Acquisition of Agricultural Land
The social and economic consequences of land acquisition on the farmer are adverse. He loses land, livelihood and employment. The land acquisition laws need to be reviewed to provide for actual market compensation, employment in projects for which land is acquired and also preferential allotment of developed plots for being partners in development.
Gender sensitive towards women working in the agricultural sector
The credit delivery system should be made gender sensitive as a large number of women work in the agricultural sector. Their number in tea gardens, fisheries, and cashew nut production is very large. The 11th Five Year Plan must consider social and economic measures in this area to safeguard their interests.

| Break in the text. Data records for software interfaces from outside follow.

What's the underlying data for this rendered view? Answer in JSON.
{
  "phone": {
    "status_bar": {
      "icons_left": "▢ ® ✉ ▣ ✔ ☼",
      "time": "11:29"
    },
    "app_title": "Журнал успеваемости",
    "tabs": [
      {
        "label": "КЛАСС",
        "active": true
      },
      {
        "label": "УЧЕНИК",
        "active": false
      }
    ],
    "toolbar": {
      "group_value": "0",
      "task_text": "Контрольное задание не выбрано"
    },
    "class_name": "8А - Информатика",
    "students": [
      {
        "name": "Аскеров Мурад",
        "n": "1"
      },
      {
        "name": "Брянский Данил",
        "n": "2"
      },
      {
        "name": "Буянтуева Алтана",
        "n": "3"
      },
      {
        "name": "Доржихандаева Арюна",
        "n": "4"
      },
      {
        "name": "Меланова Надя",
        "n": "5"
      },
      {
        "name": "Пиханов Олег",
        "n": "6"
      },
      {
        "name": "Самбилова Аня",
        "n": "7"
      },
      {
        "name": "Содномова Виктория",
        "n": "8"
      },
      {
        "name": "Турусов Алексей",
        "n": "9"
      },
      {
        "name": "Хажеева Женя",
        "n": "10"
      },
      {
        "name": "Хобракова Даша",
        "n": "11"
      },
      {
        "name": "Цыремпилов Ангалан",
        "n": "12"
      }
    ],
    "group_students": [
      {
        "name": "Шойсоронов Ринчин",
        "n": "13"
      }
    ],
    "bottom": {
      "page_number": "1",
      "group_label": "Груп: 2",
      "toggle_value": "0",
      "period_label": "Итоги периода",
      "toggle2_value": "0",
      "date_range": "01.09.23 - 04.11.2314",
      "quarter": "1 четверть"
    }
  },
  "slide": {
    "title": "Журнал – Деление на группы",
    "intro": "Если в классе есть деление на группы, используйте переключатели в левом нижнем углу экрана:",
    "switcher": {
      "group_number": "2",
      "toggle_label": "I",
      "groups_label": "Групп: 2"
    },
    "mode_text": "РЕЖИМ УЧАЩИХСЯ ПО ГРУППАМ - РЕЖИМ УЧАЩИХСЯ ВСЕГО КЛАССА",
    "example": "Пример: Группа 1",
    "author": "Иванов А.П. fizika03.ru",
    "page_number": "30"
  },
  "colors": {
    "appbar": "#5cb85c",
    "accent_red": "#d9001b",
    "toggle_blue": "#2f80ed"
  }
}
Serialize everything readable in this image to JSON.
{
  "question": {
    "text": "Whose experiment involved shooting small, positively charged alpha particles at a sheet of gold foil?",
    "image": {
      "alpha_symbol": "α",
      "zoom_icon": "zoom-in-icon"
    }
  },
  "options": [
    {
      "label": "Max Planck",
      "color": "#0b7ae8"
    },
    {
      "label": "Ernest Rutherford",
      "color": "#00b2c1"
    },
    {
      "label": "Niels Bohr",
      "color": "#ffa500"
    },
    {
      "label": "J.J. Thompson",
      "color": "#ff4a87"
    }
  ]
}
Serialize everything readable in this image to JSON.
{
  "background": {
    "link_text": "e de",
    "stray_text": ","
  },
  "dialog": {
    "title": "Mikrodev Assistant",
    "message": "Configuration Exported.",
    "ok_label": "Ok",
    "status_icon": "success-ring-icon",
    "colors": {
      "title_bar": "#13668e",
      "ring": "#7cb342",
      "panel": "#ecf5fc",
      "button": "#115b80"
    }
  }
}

Strategy for home-grown food security
The BJP demands adoption of an effective home-grown food security strategy with the following components:
• A long-term strategy to achieve self-sufficiency in food production – in cereals, pulses, oilseeds, and other food items. The strategy should focus on significant increase in farm productivity, diversification of cropping pattern, increase in irrigation facilities, and value-addition through promotion of decentralized agri-business activities.
• The Mid-Term Appraisal of the Tenth Plan has noted that, from the point of agricultural production, the single most effective supply side constraint is that irrigation coverage still extends to only about 40 per cent of net sown area. Today there are large numbers of major and medium irrigation projects that have remained incomplete, many of them for more than 10 years. The BJP demands that all these incomplete irrigation projects be declared as National Projects to be completed with Central funding, or through public-private partnership, with a single executive authority as in the case of the National Highway Authority of India (NHAI), whose success in implementing the project to construct world-class highways in a time bound manner has been remarkable.
• The Public Distribution System in India is the largest distribution network of its kind in the world. However, it continues to be dogged by inefficiency, pilferage and corruption. In order that the benefits of the government’s food security programmes reach the needy, the BJP recommends exploration of the effectiveness of the Food Stamp Programme, covering all the eligible people, especially senior citizens, destitutes, disabled people, and all households in areas that are identified as housing chronically malnourished populations. (PSP is indeed one of the proposals in the Tenth Plan document.)
• The ‘Antyodaya Anna Yojana’ launched by the Vajpayee government in December 2000 continues to be the largest food security initiative in the world. It is a matter of concern that the UPA government has not expanded its coverage to all the needy people in the country. In a vast country like India, where the target group is very large, and where it is clearly important to focus on ensuring that the entire malnourished population is reached, a universal scheme is better than a narrowly targeted scheme.
• The universal mid-day meal programme should be implemented vigorously. In its implementation, cooperation of NGOs and religious establishments should be actively sought.
• The coverage of the National Rural Employment Guarantee Act should be extended to all districts, with an effective food-for-work component.
• The BJP demands that the Indian Seed Act to be amended so as to enable to take action against the supplier when seeds supplied by him do not deliver the promised benefits.
• The BJP urges upon the Government not to delay further the proposed Interlinking of Rivers Project initiated by the NDA Government. This will be a long term solution for many of the problems.
• The BJP demands that interest rates on agricultural loans should be reviewed and gradually brought down. The Karnataka Government has subsidised interest rates above 4%. for a maximum of Rs 3 lakh loan. This experiment needs to be examined at the national level.
• The BJP urges the government to extend the Kisan Credit Cards for all eligible farmers.